An Introduction to Binary and Hexadecimal

Becoming familiar with basic binary and hexadecimal (hex) math will make your career
in embedded systems far more enjoyable. Shifting individual bits around is great when
you need to modify only one or two places. But if you need to modify the whole variable,
hex comes in handy because each digit in hex corresponds to a nibble (four bits) in
binary. (Yes, of course a nibble is half of a byte. Embedded folks like their puns.)

 Binary Hex Decimal Remember this number 0000 0 0 This one is easy. 0001 1 1 This is (1 << 0). 0010 2 2 This is (1<< 1). Shifting is the same as multiplying by 2shiftValue. 0011 3 3 3 Notice how in binary this is just the sum of one and two. 0100 4 4 (1 << 2). 0101 5 5 This is an interesting number because every other bit is set. 0110 6 6 6 See how this looks like you could shift the three over to the left by one? This could be put together as ((1<<2)|(1<<1)), or ((1<<2) + (1<<1)), or (3 << 1)). 0111 7 7 7 Look at the pattern of binary bits. They are very repetitive. Learn the pattern, and you’ll be able to generate this table if you need to. 1000 8 8 (1 << 3). See how the shift and the number of zeros are related? If not, look at the binary representation of 2 and 4. 1001 9 9 We are about to go beyond the normal decimal numbers. Because there are more digits in hexadecimal, we’ll borrow some from the alphabet. In the meantime, 9 is just 8 + 1. 1010 A 10 This is another special number with every other bit set. 1011 B 11 See how the last bit goes back and forth from 0 to 1? It signifies even and odd. 1100 C 12 Note how C is just 8 and 4 combined in binary? So of course it equals 12. 1101 D 13 The second bit from the right goes back and forth from 0 to 1 at half the speed of the first bit: 0, then 0, then 1, then 1, then repeat. 1110 E 14 The third bit also goes back and forth, but at half the rate of the second bit. 1111 F 15 All of the bits are set. This is an important one to remember.

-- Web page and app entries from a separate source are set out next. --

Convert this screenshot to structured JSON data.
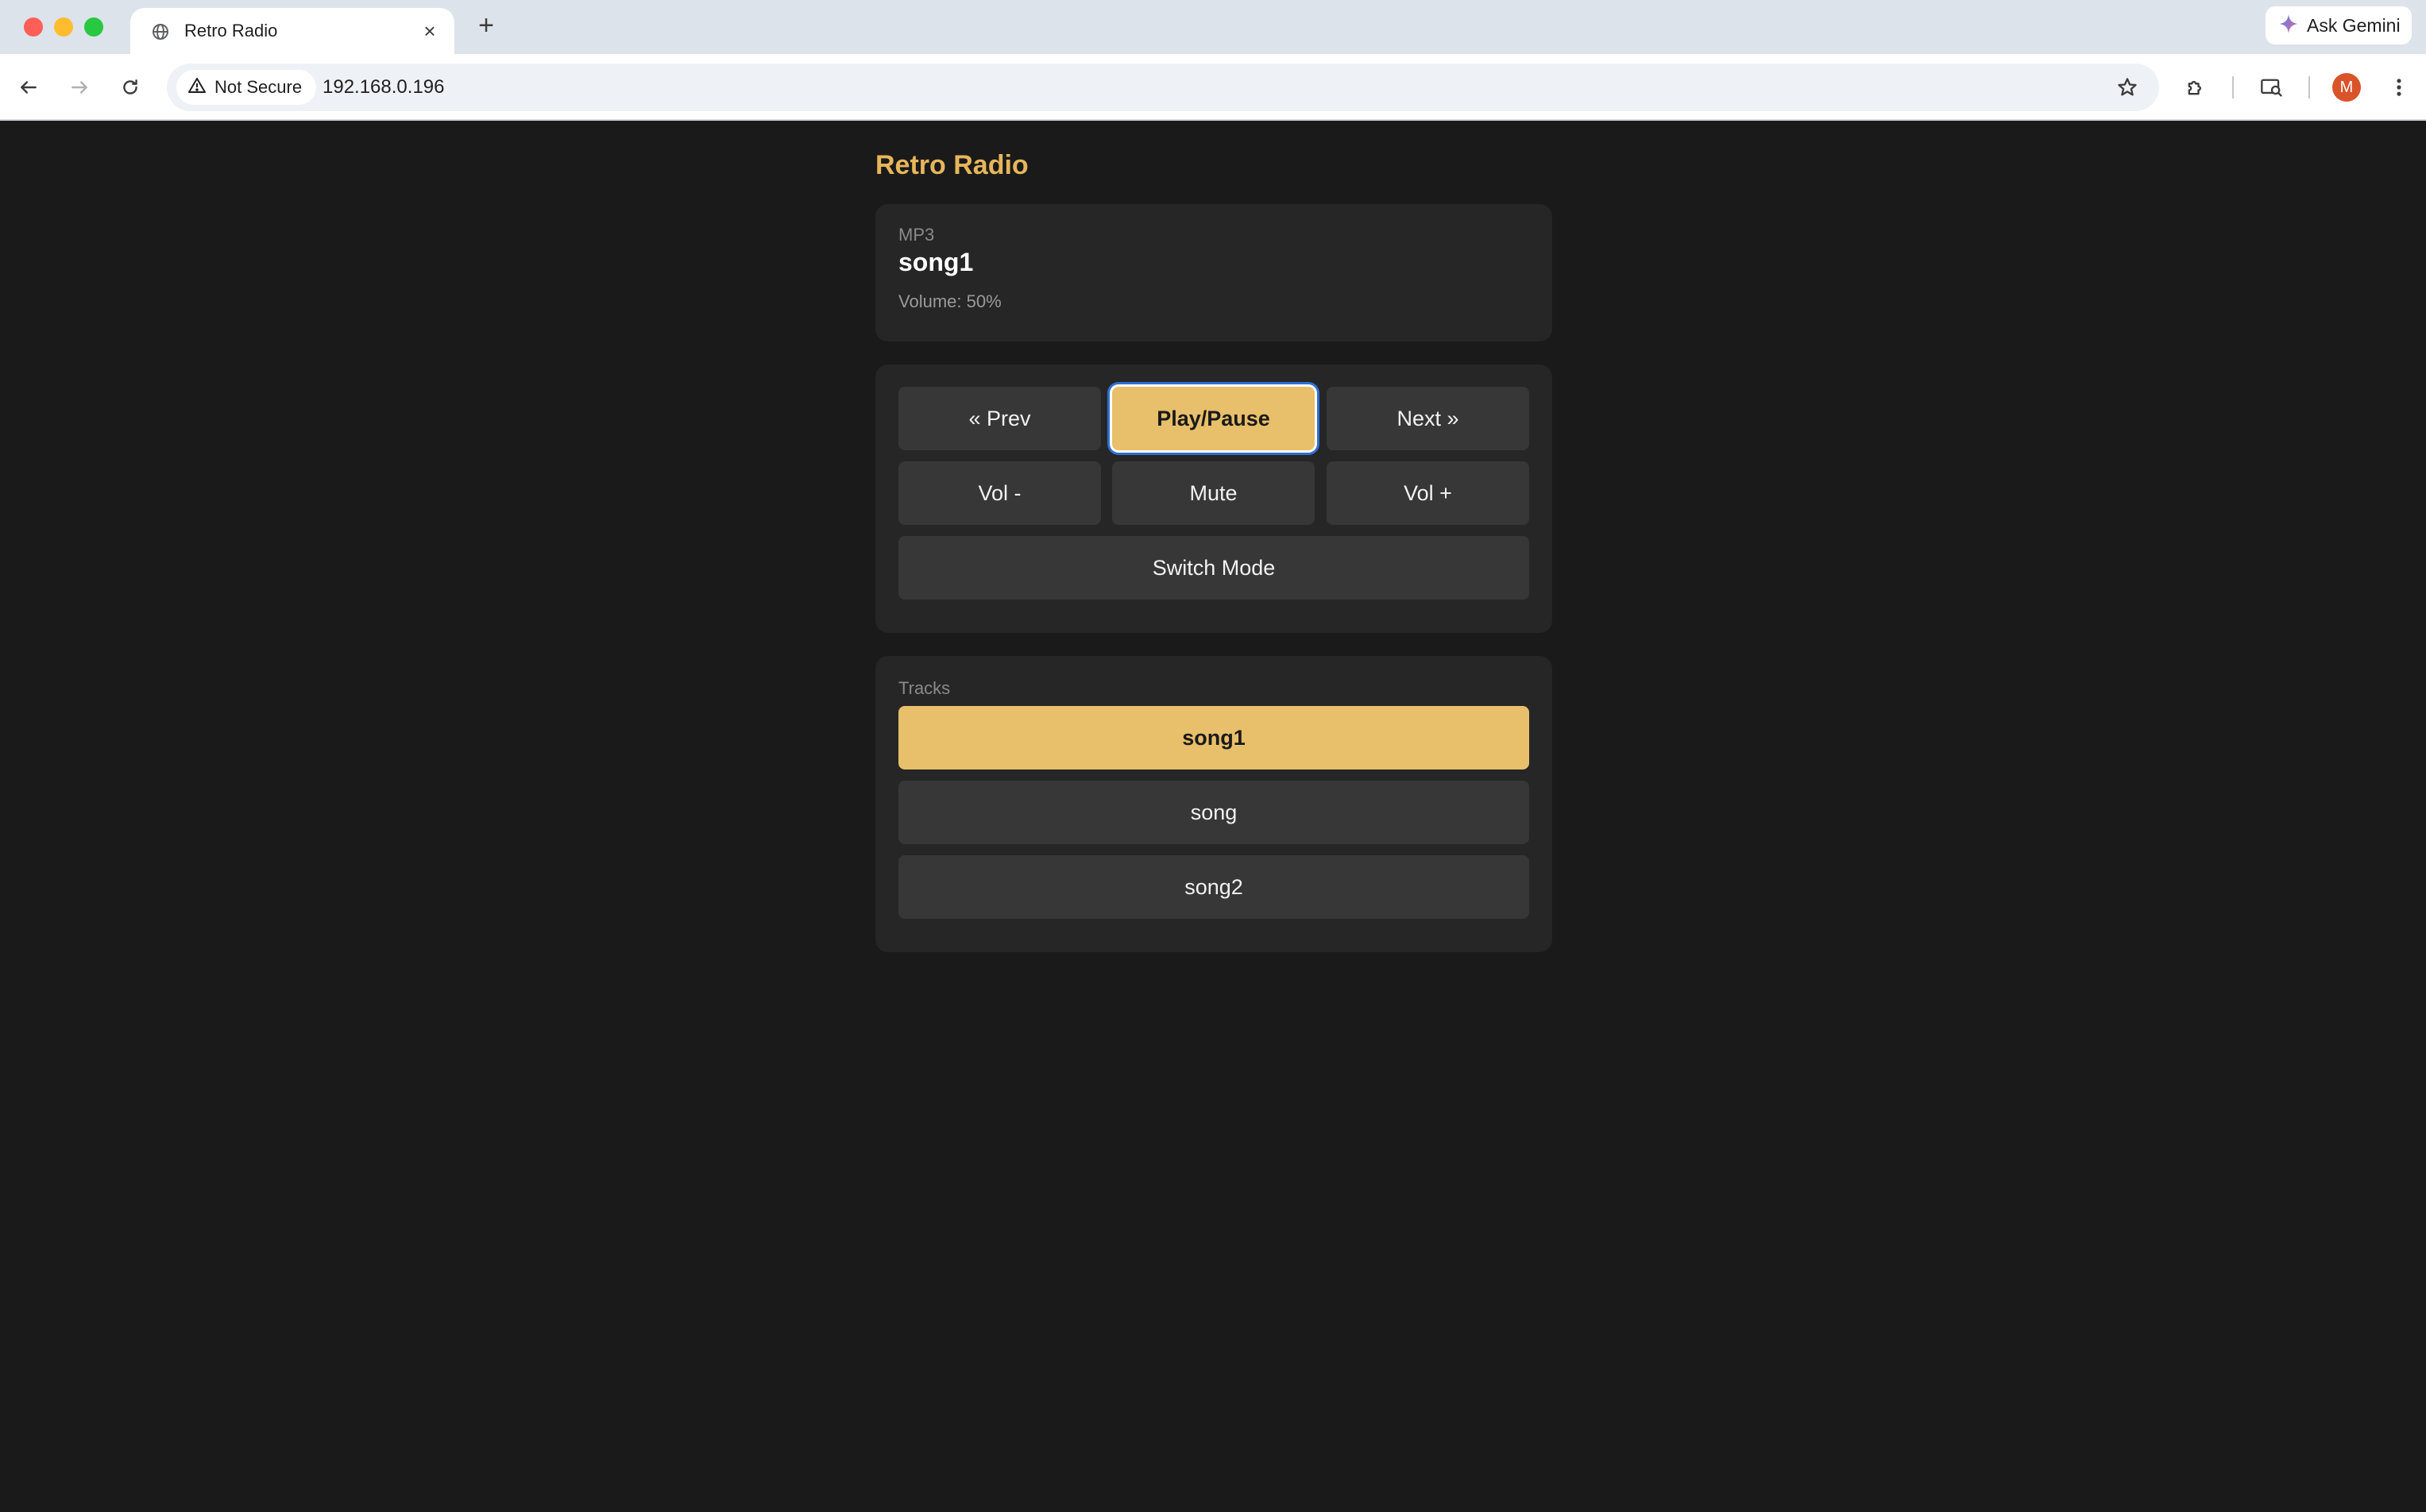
{
  "browser": {
    "tab_title": "Retro Radio",
    "new_tab_symbol": "+",
    "close_symbol": "×",
    "gemini_label": "Ask Gemini",
    "security_label": "Not Secure",
    "url": "192.168.0.196",
    "avatar_letter": "M"
  },
  "page": {
    "title": "Retro Radio"
  },
  "now_playing": {
    "mode": "MP3",
    "track": "song1",
    "volume_text": "Volume: 50%"
  },
  "controls": {
    "prev": "« Prev",
    "play_pause": "Play/Pause",
    "next": "Next »",
    "vol_down": "Vol -",
    "mute": "Mute",
    "vol_up": "Vol +",
    "switch_mode": "Switch Mode"
  },
  "tracks": {
    "label": "Tracks",
    "items": [
      {
        "name": "song1",
        "active": true
      },
      {
        "name": "song",
        "active": false
      },
      {
        "name": "song2",
        "active": false
      }
    ]
  },
  "colors": {
    "accent": "#e8bf6a",
    "title": "#e6b65a",
    "background": "#1a1a1a",
    "card": "#262626",
    "button": "#373737",
    "focus_ring": "#2f6fd0"
  }
}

Note that with four bits (one hex digit) you can represent 16 numbers, but you can’t
represent the number 16. Many things in embedded systems are zero-based, including
addresses, so they map well to binary or hexadecimal numbers.

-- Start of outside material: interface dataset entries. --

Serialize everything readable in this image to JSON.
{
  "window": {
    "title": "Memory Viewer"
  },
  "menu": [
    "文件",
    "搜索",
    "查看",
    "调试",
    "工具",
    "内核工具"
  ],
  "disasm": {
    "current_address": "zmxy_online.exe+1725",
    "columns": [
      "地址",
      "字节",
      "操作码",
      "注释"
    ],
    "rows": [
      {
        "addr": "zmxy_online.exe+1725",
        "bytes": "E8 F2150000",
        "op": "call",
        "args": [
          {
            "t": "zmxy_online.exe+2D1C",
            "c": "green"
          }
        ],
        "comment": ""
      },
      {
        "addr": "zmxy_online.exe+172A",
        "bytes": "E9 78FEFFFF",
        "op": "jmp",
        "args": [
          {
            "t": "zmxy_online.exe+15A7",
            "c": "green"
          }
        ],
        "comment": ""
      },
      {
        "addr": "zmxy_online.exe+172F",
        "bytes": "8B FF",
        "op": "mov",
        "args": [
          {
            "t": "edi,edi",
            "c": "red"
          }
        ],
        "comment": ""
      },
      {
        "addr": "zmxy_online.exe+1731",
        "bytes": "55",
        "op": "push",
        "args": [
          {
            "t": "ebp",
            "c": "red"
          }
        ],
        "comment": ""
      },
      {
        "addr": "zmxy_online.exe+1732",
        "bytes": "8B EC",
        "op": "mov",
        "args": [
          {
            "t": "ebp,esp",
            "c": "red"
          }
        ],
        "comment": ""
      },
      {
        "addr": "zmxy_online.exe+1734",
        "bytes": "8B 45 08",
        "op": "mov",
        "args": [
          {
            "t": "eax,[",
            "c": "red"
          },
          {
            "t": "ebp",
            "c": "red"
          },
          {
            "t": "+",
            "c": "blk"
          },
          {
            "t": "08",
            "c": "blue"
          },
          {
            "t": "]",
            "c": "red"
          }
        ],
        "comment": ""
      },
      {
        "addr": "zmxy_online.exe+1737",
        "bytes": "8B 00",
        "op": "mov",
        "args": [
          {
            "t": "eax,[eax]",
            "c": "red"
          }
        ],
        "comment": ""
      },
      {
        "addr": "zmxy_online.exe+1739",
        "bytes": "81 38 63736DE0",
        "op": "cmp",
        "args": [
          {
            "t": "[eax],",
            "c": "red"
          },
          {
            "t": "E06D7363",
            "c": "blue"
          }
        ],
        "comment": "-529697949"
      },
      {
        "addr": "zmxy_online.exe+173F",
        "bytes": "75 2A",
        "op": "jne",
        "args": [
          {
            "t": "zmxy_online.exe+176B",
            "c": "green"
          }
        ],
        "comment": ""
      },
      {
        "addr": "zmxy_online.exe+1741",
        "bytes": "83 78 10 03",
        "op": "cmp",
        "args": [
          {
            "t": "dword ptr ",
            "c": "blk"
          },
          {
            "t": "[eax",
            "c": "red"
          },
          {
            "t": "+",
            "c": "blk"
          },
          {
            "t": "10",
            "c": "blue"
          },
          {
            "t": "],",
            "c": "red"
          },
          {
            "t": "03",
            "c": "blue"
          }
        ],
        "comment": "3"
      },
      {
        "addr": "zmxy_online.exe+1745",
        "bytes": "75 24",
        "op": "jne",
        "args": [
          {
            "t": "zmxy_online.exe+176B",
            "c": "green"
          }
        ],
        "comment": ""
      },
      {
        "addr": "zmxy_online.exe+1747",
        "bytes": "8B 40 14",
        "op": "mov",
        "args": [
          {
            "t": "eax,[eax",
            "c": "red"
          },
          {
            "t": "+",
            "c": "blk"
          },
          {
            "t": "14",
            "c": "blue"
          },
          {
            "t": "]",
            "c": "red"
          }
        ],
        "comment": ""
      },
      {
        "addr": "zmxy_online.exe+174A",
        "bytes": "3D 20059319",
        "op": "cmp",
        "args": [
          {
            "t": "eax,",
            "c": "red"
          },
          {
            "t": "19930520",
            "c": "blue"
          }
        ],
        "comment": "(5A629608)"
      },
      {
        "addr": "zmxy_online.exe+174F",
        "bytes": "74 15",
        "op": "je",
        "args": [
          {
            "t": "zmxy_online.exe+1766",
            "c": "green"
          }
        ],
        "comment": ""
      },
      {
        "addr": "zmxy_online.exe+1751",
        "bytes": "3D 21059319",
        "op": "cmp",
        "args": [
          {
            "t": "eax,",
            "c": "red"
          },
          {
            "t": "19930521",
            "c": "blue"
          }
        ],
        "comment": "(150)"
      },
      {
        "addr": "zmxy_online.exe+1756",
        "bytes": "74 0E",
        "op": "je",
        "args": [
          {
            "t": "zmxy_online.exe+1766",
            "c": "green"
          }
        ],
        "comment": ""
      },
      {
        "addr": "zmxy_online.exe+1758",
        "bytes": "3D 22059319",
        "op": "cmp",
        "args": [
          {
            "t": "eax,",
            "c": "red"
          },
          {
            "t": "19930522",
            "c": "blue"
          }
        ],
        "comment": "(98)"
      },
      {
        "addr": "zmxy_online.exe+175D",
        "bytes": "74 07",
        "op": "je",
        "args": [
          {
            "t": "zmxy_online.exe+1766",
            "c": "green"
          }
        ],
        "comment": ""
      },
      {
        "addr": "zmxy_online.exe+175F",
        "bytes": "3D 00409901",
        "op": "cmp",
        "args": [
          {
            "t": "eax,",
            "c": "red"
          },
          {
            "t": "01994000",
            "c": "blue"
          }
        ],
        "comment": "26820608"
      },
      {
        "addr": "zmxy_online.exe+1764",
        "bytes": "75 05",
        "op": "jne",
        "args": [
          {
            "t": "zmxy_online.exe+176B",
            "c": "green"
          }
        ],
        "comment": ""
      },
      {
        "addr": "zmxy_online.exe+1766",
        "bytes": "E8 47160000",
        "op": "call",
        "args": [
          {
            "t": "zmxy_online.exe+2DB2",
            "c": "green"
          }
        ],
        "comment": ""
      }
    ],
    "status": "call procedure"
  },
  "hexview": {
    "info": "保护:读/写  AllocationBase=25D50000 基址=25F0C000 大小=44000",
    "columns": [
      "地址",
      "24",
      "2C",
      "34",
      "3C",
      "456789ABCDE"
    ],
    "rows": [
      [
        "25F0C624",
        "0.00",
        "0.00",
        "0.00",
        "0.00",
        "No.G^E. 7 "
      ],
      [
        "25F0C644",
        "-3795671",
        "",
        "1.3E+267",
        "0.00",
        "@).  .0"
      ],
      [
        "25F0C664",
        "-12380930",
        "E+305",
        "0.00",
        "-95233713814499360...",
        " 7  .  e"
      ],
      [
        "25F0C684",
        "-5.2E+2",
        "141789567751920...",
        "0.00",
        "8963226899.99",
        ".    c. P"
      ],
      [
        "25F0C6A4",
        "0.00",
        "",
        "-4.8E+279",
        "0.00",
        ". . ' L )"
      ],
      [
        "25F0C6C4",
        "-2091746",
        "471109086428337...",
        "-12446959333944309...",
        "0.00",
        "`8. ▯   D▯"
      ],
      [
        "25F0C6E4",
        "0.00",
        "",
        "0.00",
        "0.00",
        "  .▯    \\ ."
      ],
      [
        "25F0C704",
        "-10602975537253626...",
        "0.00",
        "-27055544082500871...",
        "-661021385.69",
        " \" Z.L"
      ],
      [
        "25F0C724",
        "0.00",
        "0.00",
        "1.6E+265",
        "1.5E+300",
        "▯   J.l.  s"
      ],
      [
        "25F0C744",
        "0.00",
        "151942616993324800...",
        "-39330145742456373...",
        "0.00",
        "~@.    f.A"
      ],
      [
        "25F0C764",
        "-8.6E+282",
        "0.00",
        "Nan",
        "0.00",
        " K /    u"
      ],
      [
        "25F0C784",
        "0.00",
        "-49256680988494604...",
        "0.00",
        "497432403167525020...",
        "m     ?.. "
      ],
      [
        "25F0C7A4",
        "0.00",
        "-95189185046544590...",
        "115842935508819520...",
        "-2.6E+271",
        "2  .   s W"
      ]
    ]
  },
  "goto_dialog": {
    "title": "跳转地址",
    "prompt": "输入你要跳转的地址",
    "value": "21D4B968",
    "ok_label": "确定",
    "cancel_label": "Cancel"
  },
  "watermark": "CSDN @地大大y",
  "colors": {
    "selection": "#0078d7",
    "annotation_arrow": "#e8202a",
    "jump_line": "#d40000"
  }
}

A byte is two nibbles, the left one being shifted up four spaces from the other. So 0x80
is (0x8 << 4). A 16-bit word is made up of two bytes, so 0x1234 is (0x12 << 8) + (0x34).
A 32-bit word is 8 characters long in hex but 10 characters long in decimal.

Since memory is generally viewed in hex, some values are used to identify anomalies
in memory. In particular, expect to see (and use) 0xDEADBEEF or 0xDEADC0DE as
an indicator (they are a lot easier to remember in hex than in decimal). Two other
important bytes are 0xAA and 0x55. Because the bits in these numbers alternate, they
are easy to see on an oscilloscope and good for testing when you want to see a lot of
change in your values.

This was taken from a sidebar in my book Making Embedded Systems.